Where the word "hamburger" occurs in a line of the listing below, copy that line.

_Records shown_
>>>>>
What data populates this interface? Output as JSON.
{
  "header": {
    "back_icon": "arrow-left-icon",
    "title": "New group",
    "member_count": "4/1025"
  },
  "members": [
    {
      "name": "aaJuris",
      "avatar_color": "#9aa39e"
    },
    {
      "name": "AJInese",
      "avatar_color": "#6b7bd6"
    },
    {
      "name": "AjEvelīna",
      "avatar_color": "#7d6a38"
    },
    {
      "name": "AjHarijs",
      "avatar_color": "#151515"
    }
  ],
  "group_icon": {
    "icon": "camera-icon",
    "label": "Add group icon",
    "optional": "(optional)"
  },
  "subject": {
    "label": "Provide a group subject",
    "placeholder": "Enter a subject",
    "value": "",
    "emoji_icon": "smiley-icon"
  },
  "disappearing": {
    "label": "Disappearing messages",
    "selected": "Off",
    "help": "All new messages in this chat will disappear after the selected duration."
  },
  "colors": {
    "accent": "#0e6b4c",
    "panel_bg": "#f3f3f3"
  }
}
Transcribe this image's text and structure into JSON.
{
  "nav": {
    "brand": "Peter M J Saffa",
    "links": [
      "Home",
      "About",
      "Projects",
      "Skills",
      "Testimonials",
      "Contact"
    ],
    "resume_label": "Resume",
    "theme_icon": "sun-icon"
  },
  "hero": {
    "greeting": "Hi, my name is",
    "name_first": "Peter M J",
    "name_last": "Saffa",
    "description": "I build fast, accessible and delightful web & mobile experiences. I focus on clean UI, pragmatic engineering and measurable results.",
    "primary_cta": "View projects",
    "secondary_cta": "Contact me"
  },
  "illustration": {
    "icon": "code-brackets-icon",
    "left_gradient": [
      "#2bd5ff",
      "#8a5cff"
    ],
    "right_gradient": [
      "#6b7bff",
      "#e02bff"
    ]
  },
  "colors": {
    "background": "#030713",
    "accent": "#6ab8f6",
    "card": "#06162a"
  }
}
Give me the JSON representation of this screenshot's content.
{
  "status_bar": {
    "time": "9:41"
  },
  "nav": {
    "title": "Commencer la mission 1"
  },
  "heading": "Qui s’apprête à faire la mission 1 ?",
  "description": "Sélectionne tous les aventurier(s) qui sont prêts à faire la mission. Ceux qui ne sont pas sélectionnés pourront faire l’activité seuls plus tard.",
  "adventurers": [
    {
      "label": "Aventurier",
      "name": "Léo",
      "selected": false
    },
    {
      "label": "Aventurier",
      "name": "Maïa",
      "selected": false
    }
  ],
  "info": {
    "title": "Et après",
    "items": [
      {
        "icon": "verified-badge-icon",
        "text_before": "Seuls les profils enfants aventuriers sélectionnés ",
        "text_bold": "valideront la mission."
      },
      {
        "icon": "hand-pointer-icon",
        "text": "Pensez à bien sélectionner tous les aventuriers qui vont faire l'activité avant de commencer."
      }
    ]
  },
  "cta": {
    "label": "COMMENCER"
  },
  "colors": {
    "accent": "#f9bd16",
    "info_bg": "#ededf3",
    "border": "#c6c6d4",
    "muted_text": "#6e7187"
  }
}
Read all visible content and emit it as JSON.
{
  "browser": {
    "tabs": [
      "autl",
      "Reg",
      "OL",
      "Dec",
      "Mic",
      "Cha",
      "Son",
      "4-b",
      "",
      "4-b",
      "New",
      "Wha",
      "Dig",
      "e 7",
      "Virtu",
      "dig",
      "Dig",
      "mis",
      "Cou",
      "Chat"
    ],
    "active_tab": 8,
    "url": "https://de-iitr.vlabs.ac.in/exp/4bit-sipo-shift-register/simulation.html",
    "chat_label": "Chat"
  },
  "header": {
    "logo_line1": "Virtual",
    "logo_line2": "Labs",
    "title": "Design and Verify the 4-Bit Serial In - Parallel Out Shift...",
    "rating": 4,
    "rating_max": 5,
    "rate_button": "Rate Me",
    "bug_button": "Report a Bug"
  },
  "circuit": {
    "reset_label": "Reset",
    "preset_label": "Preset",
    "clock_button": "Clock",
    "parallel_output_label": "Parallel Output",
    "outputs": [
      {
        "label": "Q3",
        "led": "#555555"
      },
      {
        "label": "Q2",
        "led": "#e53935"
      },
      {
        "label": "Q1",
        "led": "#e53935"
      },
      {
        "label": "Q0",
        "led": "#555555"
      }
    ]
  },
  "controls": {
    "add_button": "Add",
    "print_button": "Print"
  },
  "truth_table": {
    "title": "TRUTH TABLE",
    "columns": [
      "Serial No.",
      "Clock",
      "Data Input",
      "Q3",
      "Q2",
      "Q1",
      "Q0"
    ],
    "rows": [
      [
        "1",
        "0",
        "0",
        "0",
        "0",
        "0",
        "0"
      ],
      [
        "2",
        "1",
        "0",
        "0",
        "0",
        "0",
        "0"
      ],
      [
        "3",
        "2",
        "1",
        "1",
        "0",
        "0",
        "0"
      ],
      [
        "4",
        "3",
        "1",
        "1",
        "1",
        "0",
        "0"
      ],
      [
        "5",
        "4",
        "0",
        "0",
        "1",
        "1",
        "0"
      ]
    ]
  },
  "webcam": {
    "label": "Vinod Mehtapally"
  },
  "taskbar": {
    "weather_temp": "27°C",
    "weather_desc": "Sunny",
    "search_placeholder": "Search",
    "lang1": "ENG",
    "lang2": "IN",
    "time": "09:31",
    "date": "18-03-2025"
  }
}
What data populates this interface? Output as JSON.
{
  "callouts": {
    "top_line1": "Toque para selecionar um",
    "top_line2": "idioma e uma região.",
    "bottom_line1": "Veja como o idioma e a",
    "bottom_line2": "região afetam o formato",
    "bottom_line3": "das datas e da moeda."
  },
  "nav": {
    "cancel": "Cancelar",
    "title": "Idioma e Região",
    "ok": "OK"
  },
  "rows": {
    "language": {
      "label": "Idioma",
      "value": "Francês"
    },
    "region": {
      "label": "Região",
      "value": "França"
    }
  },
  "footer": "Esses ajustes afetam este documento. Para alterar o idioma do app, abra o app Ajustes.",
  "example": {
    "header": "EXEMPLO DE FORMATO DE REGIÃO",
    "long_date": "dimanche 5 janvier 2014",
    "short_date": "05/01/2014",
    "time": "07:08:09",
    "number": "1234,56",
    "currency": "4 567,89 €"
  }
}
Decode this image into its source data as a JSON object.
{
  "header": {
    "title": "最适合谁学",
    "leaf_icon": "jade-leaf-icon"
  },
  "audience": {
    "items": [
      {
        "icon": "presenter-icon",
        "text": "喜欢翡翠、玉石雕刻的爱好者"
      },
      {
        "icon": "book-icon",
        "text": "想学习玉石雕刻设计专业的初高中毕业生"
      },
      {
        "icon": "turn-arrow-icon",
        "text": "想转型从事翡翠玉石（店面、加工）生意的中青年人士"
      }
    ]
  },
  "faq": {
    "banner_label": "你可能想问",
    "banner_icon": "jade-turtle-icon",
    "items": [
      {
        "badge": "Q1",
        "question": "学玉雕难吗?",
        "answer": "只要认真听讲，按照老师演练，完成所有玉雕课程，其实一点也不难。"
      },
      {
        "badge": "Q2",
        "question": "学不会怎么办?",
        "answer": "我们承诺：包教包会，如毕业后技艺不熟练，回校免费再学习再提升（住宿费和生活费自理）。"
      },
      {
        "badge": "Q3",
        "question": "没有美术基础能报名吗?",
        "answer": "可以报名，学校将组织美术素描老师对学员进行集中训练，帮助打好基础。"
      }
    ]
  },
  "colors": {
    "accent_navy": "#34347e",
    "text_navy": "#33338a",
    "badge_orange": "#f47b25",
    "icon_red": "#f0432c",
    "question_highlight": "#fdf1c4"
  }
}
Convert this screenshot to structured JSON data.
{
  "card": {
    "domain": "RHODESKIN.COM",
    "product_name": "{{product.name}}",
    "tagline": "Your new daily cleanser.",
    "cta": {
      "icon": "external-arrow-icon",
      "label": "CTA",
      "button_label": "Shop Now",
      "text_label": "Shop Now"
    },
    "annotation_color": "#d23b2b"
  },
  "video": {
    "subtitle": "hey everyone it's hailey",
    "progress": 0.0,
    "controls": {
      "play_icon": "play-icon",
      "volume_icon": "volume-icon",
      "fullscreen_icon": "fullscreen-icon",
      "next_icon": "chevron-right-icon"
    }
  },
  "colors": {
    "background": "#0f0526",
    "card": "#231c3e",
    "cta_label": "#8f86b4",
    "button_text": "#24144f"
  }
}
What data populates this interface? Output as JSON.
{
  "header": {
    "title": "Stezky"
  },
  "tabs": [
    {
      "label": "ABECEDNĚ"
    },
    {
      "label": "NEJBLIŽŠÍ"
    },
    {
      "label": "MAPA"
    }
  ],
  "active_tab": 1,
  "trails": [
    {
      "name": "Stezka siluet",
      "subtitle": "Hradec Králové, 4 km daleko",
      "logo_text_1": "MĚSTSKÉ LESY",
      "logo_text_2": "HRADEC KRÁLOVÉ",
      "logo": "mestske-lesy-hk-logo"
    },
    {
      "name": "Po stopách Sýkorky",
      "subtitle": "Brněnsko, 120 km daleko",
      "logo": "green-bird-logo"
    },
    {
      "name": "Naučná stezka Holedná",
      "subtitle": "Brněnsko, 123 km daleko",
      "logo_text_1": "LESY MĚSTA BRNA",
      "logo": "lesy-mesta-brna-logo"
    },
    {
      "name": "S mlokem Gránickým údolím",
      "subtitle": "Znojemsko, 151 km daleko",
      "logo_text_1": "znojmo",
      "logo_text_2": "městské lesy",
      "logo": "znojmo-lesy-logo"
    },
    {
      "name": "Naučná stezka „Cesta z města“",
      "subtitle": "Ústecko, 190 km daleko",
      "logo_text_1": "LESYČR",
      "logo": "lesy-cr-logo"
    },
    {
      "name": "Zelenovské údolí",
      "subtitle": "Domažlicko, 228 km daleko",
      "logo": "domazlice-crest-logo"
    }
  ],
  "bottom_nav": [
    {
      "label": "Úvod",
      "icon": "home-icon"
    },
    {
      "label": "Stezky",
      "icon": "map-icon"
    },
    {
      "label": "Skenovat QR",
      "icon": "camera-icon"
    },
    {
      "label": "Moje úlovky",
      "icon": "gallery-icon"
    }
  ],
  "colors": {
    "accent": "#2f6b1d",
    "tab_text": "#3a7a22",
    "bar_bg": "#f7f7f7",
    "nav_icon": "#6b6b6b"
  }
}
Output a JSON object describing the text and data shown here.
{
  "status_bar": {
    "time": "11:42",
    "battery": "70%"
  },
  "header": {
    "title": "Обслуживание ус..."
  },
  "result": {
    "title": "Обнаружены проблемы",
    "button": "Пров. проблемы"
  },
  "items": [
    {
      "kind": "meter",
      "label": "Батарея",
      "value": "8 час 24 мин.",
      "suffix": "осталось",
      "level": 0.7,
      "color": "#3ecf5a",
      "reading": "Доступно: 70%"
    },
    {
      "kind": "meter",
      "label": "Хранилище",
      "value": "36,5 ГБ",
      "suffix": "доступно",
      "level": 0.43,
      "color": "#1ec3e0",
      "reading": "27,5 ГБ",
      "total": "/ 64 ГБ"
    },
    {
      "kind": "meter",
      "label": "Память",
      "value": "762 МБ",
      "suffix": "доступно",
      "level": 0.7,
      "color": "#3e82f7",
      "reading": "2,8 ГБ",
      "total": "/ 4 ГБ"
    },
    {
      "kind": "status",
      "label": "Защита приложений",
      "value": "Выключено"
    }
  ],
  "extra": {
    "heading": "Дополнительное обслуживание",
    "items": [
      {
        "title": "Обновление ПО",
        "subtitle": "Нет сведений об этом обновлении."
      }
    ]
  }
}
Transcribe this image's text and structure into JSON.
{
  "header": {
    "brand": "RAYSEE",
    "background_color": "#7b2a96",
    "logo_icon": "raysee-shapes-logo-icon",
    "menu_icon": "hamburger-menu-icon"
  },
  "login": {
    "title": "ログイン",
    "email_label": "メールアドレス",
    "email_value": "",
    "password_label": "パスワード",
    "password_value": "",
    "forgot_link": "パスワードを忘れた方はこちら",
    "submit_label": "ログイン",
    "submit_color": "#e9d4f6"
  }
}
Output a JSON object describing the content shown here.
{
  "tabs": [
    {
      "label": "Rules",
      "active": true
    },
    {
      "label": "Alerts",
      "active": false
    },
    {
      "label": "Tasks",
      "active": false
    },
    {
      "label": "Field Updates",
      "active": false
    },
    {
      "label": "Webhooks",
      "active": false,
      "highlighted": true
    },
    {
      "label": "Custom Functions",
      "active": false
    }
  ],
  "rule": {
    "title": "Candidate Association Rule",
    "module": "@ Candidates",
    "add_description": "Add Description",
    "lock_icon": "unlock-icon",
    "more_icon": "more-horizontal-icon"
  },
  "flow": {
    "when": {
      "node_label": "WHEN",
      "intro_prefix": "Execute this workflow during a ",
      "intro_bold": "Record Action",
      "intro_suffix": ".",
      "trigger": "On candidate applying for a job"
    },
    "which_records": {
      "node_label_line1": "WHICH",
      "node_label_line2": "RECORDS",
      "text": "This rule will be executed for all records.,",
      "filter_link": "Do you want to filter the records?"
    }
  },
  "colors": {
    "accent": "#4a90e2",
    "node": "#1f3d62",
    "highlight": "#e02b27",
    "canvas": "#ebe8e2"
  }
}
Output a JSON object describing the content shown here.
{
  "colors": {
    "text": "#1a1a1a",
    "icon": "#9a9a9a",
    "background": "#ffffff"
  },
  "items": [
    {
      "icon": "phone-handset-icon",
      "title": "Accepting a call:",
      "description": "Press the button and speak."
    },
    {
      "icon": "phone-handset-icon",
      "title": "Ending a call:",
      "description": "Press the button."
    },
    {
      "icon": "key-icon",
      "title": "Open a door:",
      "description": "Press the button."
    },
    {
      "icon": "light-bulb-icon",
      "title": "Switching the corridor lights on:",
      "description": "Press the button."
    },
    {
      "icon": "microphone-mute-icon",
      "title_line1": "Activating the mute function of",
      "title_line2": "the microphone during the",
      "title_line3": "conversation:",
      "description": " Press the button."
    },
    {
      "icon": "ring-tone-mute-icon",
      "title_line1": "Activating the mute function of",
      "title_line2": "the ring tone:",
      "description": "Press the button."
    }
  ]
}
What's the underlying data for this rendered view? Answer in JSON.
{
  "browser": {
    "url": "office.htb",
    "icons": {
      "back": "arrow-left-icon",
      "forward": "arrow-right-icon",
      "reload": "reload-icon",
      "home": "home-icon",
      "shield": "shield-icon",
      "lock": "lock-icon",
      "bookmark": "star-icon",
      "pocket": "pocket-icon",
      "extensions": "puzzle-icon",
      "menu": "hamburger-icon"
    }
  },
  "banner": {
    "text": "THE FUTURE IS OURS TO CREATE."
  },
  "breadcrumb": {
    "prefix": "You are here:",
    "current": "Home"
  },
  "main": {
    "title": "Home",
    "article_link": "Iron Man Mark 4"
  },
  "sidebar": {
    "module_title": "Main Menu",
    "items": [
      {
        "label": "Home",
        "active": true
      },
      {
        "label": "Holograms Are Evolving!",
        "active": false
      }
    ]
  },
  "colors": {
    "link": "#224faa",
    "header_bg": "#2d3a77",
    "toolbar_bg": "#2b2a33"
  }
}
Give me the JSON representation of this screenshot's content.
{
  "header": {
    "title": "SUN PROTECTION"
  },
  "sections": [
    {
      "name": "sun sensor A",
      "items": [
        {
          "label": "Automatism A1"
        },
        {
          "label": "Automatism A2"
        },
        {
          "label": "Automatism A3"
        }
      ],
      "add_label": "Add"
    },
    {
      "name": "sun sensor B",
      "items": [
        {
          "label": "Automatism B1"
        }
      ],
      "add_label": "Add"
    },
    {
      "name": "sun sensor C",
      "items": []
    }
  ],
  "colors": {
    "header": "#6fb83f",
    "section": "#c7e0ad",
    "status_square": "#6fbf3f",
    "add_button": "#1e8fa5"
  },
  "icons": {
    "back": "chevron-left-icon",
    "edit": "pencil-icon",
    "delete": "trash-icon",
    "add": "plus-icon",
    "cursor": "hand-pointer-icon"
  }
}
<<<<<
_Solution for this task_
    "menu_icon": "hamburger-menu-icon"
      "menu": "hamburger-icon"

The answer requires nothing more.